[ review ]
As Jack Nicholson and Faye Dunaway can tell you, Chinatown can be a bitch. Admittedly, their reasons are different from mine, which tend toward the temporary paralysis that's often a symptom of dining in this vexing warren of noodle shops, pho parlors and duck houses. The countless eateries, lined spine-to-spine like books on a library shelf, is a game of culinary Minesweeper. Some are transcendent, some are shitty and the majority dwell in the limbo between. Experimentation is risky business in Chinatown, which is why I wind up at the same places (Shiao Lan Kung, Nan Zhou) over and over again.
So it was with great trepidation I entered Red Kings, sandwiched on Race between pastry and beauty supply shops. This unassuming storefront looks no different from its neighbors: crimson awning, neon "open" sign, posters of bubble tea and dumplings tacked to the plate-glass window. But what would await on the other side of the door? Moving Chinese cooking or sweet, sticky slop? The lady or the tiger?
I knew the answer when the spunky waitress gently rebuffed my order for kung pao frog: "I'm sorry, no frog right now." She pointed down the street. "The frog store is closed already."
My hopes for kung pao Kermit were dashed, but my hopes for Red Kings were heartened. Buying live frogs to order from the Chinese fishmonger down the street says something about the restaurant's commitment to freshness. And that's no easy task with a menu of Kings' length; there are 202 items, an encyclopedia of Cantonese, Shanghainese, Sichuan and Thai recipes. Navigating the tome takes time, but the cheerful staff is patient. Our frog-denying waitress lavished us with attention, taking the group through a verbal tour of her favorites.

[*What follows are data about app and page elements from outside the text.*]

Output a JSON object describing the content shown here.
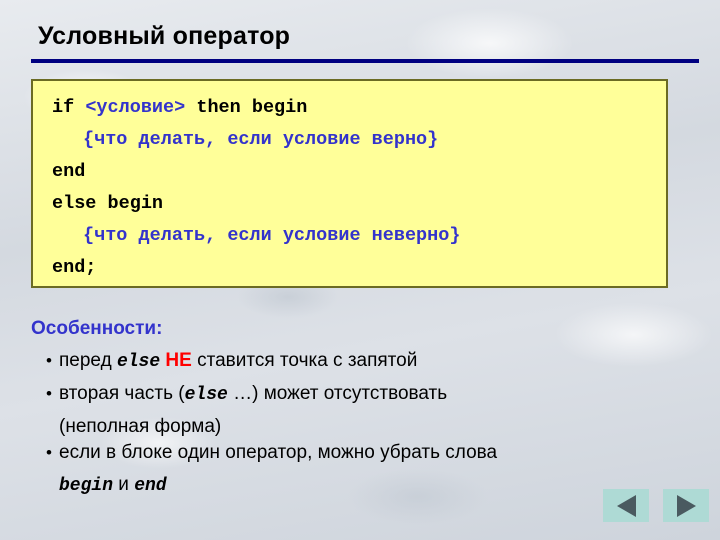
{
  "slide": {
    "title": "Условный оператор",
    "rule_color": "#000080",
    "background_color": "#d7dbe1"
  },
  "code_block": {
    "background_color": "#ffff99",
    "border_color": "#6b6b23",
    "keyword_color": "#000000",
    "comment_color": "#3333cc",
    "lines": [
      {
        "indent": false,
        "pre": "if ",
        "blue": "<условие>",
        "post": " then begin"
      },
      {
        "indent": true,
        "pre": "",
        "blue": "{что делать, если условие верно}",
        "post": ""
      },
      {
        "indent": false,
        "pre": "end",
        "blue": "",
        "post": ""
      },
      {
        "indent": false,
        "pre": "else begin",
        "blue": "",
        "post": ""
      },
      {
        "indent": true,
        "pre": "",
        "blue": "{что делать, если условие неверно}",
        "post": ""
      },
      {
        "indent": false,
        "pre": "end;",
        "blue": "",
        "post": ""
      }
    ]
  },
  "notes": {
    "heading": "Особенности:",
    "heading_color": "#3333cc",
    "bullet_glyph": "•",
    "items": [
      {
        "part1": "перед ",
        "mono1": "else",
        "red": " НЕ ",
        "part2": "ставится точка с запятой"
      },
      {
        "part1": "вторая часть (",
        "mono1": "else",
        "part2": " …) может отсутствовать",
        "continuation": "(неполная форма)"
      },
      {
        "part1": "если в блоке один оператор, можно убрать слова",
        "mono1": "begin",
        "part2": " и ",
        "mono2": "end"
      }
    ]
  },
  "nav": {
    "button_color": "#aedad5",
    "arrow_color": "#4a5a60",
    "back_label": "previous slide",
    "forward_label": "next slide"
  }
}
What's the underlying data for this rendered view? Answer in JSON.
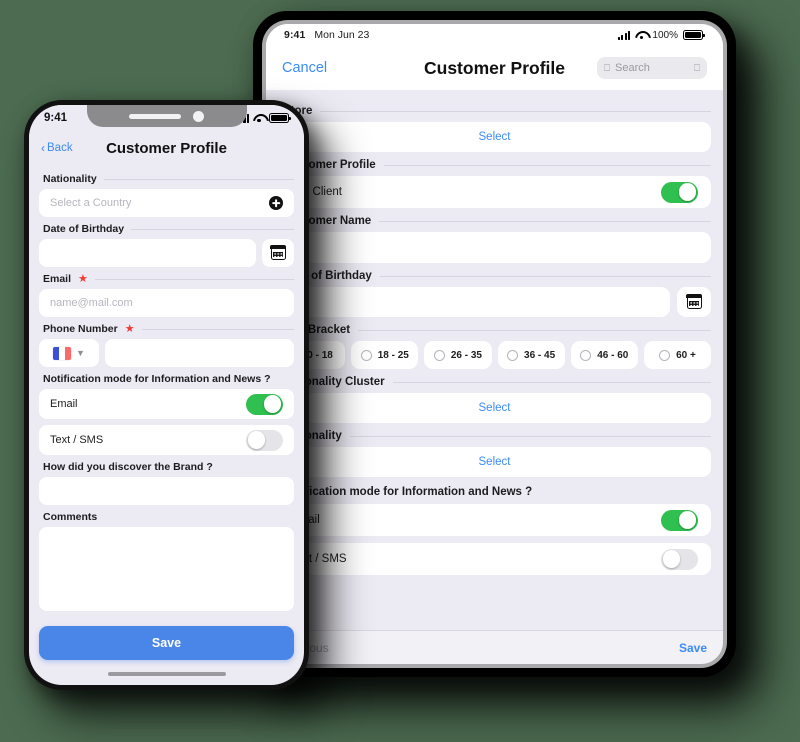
{
  "tablet": {
    "status_bar": {
      "time": "9:41",
      "date": "Mon Jun 23",
      "battery_percent": "100%"
    },
    "nav": {
      "cancel_label": "Cancel",
      "title": "Customer Profile",
      "search_placeholder": "Search",
      "search_icon": "magnifier-icon",
      "mic_icon": "microphone-icon"
    },
    "sections": {
      "store": {
        "label": "Store",
        "select_label": "Select"
      },
      "customer_profile": {
        "label": "Customer Profile",
        "vip_label": "VIP Client",
        "vip_state": "on"
      },
      "customer_name": {
        "label": "Customer Name",
        "value": ""
      },
      "date_of_birthday": {
        "label": "Date of Birthday",
        "value": "",
        "calendar_icon": "calendar-icon"
      },
      "age_bracket": {
        "label": "Age Bracket",
        "options": [
          "0 - 18",
          "18 - 25",
          "26 - 35",
          "36 - 45",
          "46 - 60",
          "60 +"
        ],
        "selected": ""
      },
      "nationality_cluster": {
        "label": "Nationality Cluster",
        "select_label": "Select"
      },
      "nationality": {
        "label": "Nationality",
        "select_label": "Select"
      },
      "notification": {
        "label": "Notification mode for Information and News ?",
        "email_label": "Email",
        "email_state": "on",
        "sms_label": "Text / SMS",
        "sms_state": "off"
      }
    },
    "footer": {
      "previous_label": "Previous",
      "save_label": "Save"
    }
  },
  "phone": {
    "status_bar": {
      "time": "9:41"
    },
    "nav": {
      "back_label": "Back",
      "back_chevron": "‹",
      "title": "Customer Profile"
    },
    "sections": {
      "nationality": {
        "label": "Nationality",
        "placeholder": "Select a Country",
        "add_icon": "add-circle-icon"
      },
      "date_of_birthday": {
        "label": "Date of Birthday",
        "value": "",
        "calendar_icon": "calendar-icon"
      },
      "email": {
        "label": "Email",
        "required": "★",
        "placeholder": "name@mail.com"
      },
      "phone_number": {
        "label": "Phone Number",
        "required": "★",
        "country_flag": "flag-france-icon",
        "chevron_icon": "chevron-down-icon",
        "value": ""
      },
      "notification": {
        "label": "Notification mode for Information and News ?",
        "email_label": "Email",
        "email_state": "on",
        "sms_label": "Text / SMS",
        "sms_state": "off"
      },
      "discover": {
        "label": "How did you discover the Brand ?",
        "value": ""
      },
      "comments": {
        "label": "Comments",
        "value": ""
      }
    },
    "save_label": "Save"
  },
  "colors": {
    "accent_blue": "#3b8cf7",
    "button_blue": "#4a86e8",
    "toggle_green": "#2fc04f",
    "required_red": "#ef3b32",
    "background": "#4c6b50"
  }
}
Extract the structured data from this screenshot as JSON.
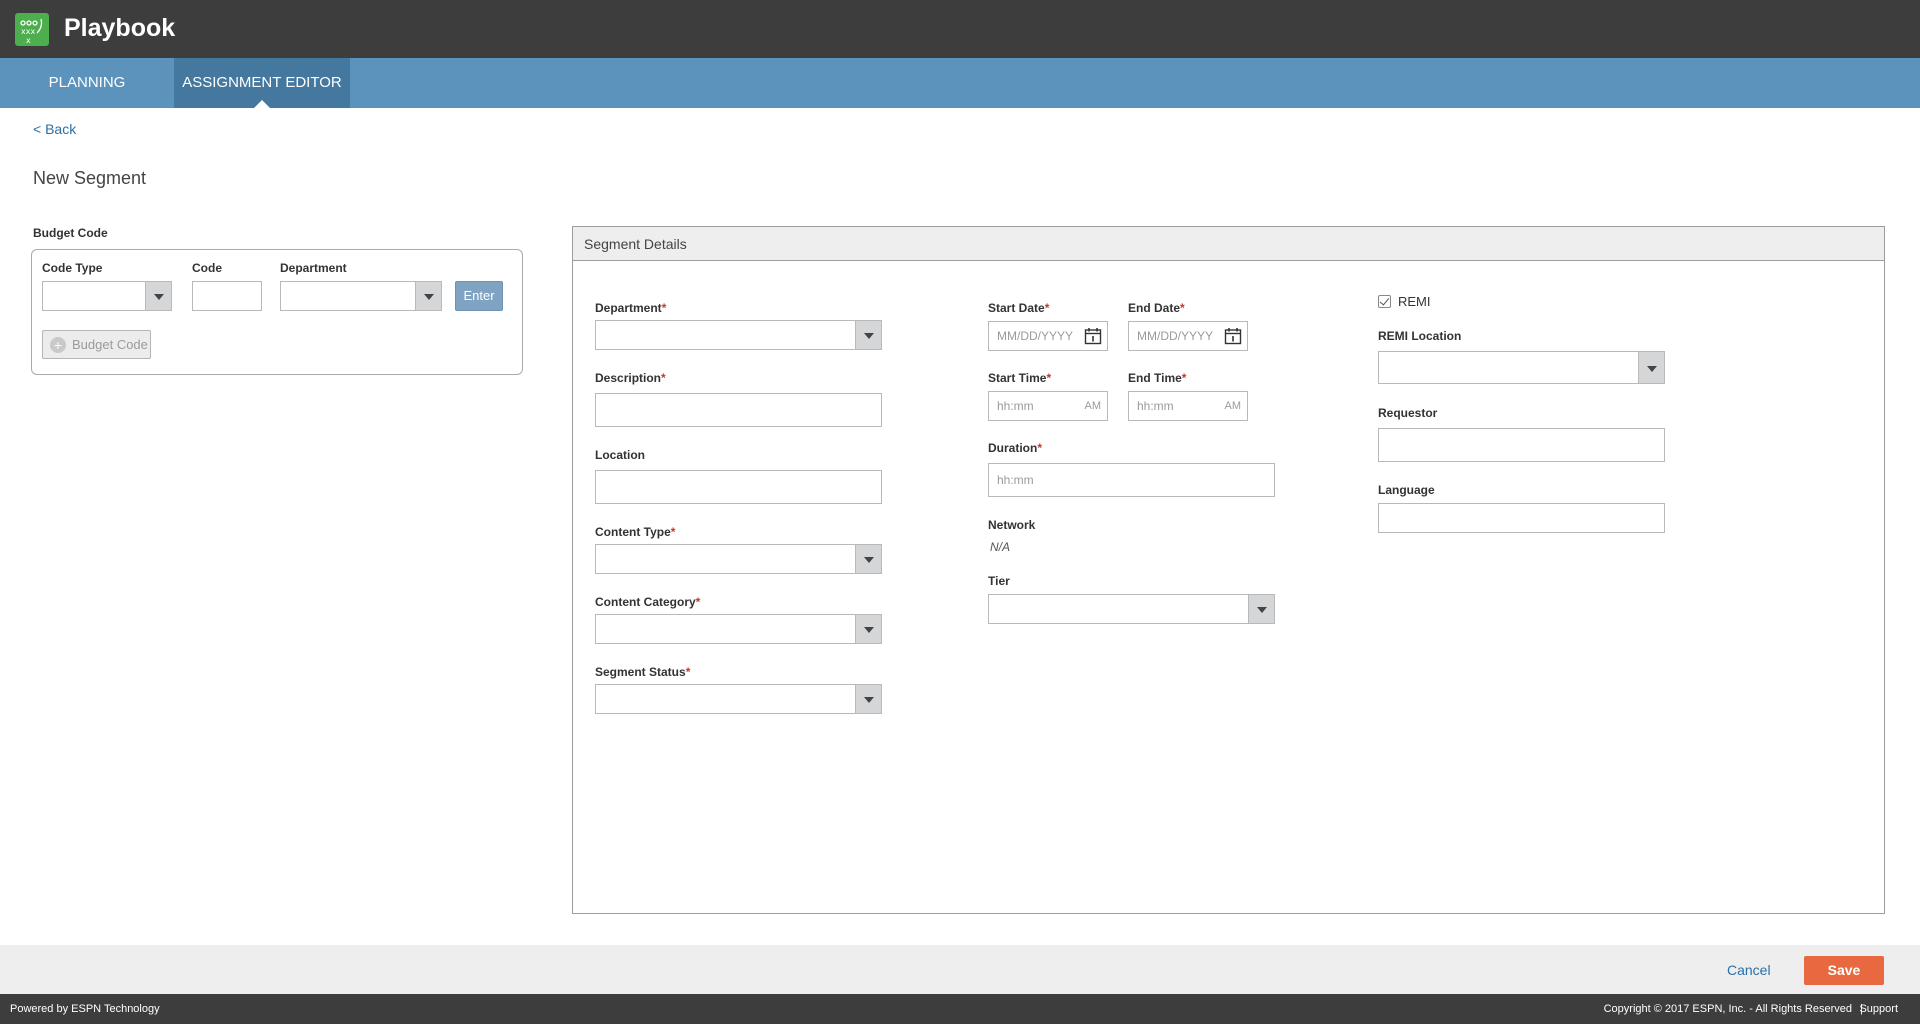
{
  "app": {
    "title": "Playbook"
  },
  "nav": {
    "tabs": [
      {
        "label": "PLANNING",
        "active": false
      },
      {
        "label": "ASSIGNMENT EDITOR",
        "active": true
      }
    ]
  },
  "page": {
    "back_label": "< Back",
    "title": "New Segment"
  },
  "budget": {
    "section_label": "Budget Code",
    "code_type_label": "Code Type",
    "code_label": "Code",
    "department_label": "Department",
    "enter_label": "Enter",
    "add_button_label": "Budget Code",
    "add_icon": "+"
  },
  "segment": {
    "panel_title": "Segment Details",
    "required_mark": "*",
    "department_label": "Department",
    "description_label": "Description",
    "location_label": "Location",
    "content_type_label": "Content Type",
    "content_category_label": "Content Category",
    "segment_status_label": "Segment Status",
    "start_date_label": "Start Date",
    "end_date_label": "End Date",
    "date_placeholder": "MM/DD/YYYY",
    "start_time_label": "Start Time",
    "end_time_label": "End Time",
    "time_placeholder": "hh:mm",
    "am_label": "AM",
    "duration_label": "Duration",
    "duration_placeholder": "hh:mm",
    "network_label": "Network",
    "network_value": "N/A",
    "tier_label": "Tier",
    "remi_label": "REMI",
    "remi_checked": true,
    "remi_location_label": "REMI Location",
    "requestor_label": "Requestor",
    "language_label": "Language"
  },
  "actions": {
    "cancel_label": "Cancel",
    "save_label": "Save"
  },
  "footer": {
    "powered_by": "Powered by ESPN Technology",
    "copyright": "Copyright © 2017 ESPN, Inc. - All Rights Reserved",
    "separator": "|",
    "support_label": "Support"
  },
  "colors": {
    "topbar": "#3d3d3d",
    "navbar": "#5b93bd",
    "nav_active": "#44789f",
    "logo": "#4cae4c",
    "save": "#e8683f",
    "link": "#2a6fa8"
  }
}
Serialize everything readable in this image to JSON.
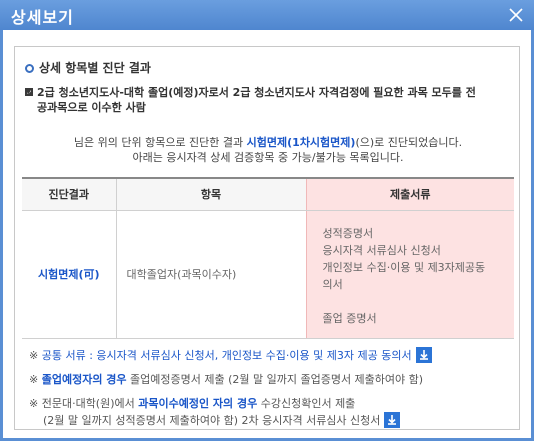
{
  "dialog": {
    "title": "상세보기",
    "close_icon": "close-icon"
  },
  "section": {
    "title": "상세 항목별 진단 결과",
    "subtitle_line1": "2급 청소년지도사-대학 졸업(예정)자로서 2급 청소년지도사 자격검정에 필요한 과목 모두를 전",
    "subtitle_line2": "공과목으로 이수한 사람"
  },
  "result": {
    "line1_prefix": "님은 위의 단위 항목으로 진단한 결과 ",
    "line1_highlight": "시험면제(1차시험면제)",
    "line1_suffix": "(으)로 진단되었습니다.",
    "line2": "아래는 응시자격 상세 검증항목 중 가능/불가능 목록입니다."
  },
  "table": {
    "headers": [
      "진단결과",
      "항목",
      "제출서류"
    ],
    "row": {
      "result": "시험면제(可)",
      "item": "대학졸업자(과목이수자)",
      "docs": [
        "성적증명서",
        "응시자격 서류심사 신청서",
        "개인정보 수집·이용 및 제3자제공동",
        "의서",
        "",
        "졸업 증명서"
      ]
    }
  },
  "notes": {
    "n1_prefix": "※ ",
    "n1_text": "공통 서류 : 응시자격 서류심사 신청서, 개인정보 수집·이용 및 제3자 제공 동의서",
    "n2_prefix": "※ ",
    "n2_bold": "졸업예정자의 경우",
    "n2_text": " 졸업예정증명서 제출 (2월 말 일까지 졸업증명서 제출하여야 함)",
    "n3_prefix": "※ 전문대·대학(원)에서 ",
    "n3_bold": "과목이수예정인 자의 경우",
    "n3_text": " 수강신청확인서 제출",
    "n3_line2": "(2월 말 일까지 성적증명서 제출하여야 함) 2차 응시자격 서류심사 신청서"
  },
  "colors": {
    "titlebar": "#5a8fd4",
    "accent": "#1a56c8",
    "highlight_column": "#fde2e2"
  }
}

"Do you like pork belly?" she asked. "Do you like spicy?"
Clearly, she did not know who she was dealing with.
So out came the pork belly (crispy and greasy in all the right places) and out came the spicy (not so spicy, actually), part of a parade of plates that nearly swallowed the tabletop with each new addition. There were honeydew smoothies and Shanghai juicy buns, salt-baked spareribs and tendon lashed with chili vinaigrette. The other diners in Red Kings' tight, tchotchke-littered dining room, a mix of Asian families ordering in Fujianese and American empty-nesters, gaped at the furious banquet.
Shaved into long, wavy noodles, the double-cooked pork tangled with tender wok-fried greens. Crisp, greaseless scallion pancakes were addictive Chinese snack food of the highest esteem. Piquant green onions peeked through the translucent layers like flower petals pressed between parchment paper. Double orders of thin-skinned soup buns arrived in stacked bamboo steamers, unveiled by our server with a poof of fragrant vapor. They wobbled like water beds, each cradling a tablespoon or so of heady pork broth released with a well-placed nibble, or unleashed with a carelessly placed one. Anointed with a mouth-puckering dribble of black vinegar, each little orb of pork inside the buns rang like a church bell.
I'm guessing the vinegar was Chinkiang, the preferred xiaolongbao brand, but I can't say for sure, since Red Kings' mysterious owner clammed up like a suspect under questioning, declining to be interviewed for this review. You think Hop Sing Laundromat's Lêe is Chinatown's cagiest character? Just try getting a hold of this guy. I think he thought I was trying to sell him something, when all I wanted to know was how he gets the chilled, chili vinaigrette-kissed beef tendon so thin it looks like shavings of Pecorino (with a meat slicer?) and if cilantro is a traditional accent or something he (brilliantly) came up with.
If he is reading, call me, man. I'm still curious about the cuts of cow mingling with chewy udon noodles and perfectly poached egg in the beef "casserole" (more a hot pot, and chuck, brisket and tendon by my best estimation, all buttery tender) and the exact type of tea used to perfume the half duck, which after smoking is cleavered into strips of firm, floral meat lined with jellied fat that peeled off like banana skins.
He might not be happy to hear all my questions, like why the tame heat in the otherwise tasty sesame noodles with minced pork? It would be lucky to earn a 2 on the Han Dynasty scale. And what was up with the leathery strips of spare rib inside puffed-up salt-baked crusts? A field trip to the salt-baked sorcerers at Shiao Lan Kung is probably in order. Most of the food at Red Kings, though, I loved, and the welcoming servers compensated for their recalcitrant boss. Dining somewhere new in Chinatown isn't without peril, but Red Kings proved worth the risk. Kung pao frog, I'm coming back for you.
Red Kings | 933 Race St., 215-351-5388. Open Mon.-Thu., 10:30-a.m.-10:30 p.m.; Fri.-Sat., 10:30 a.m.-11:30 p.m.; Sun., 11 a.m.-10:30 p.m. Appetizers and soups, $1.75-$12.95; entrées, $6.25-$16.95. BYOB.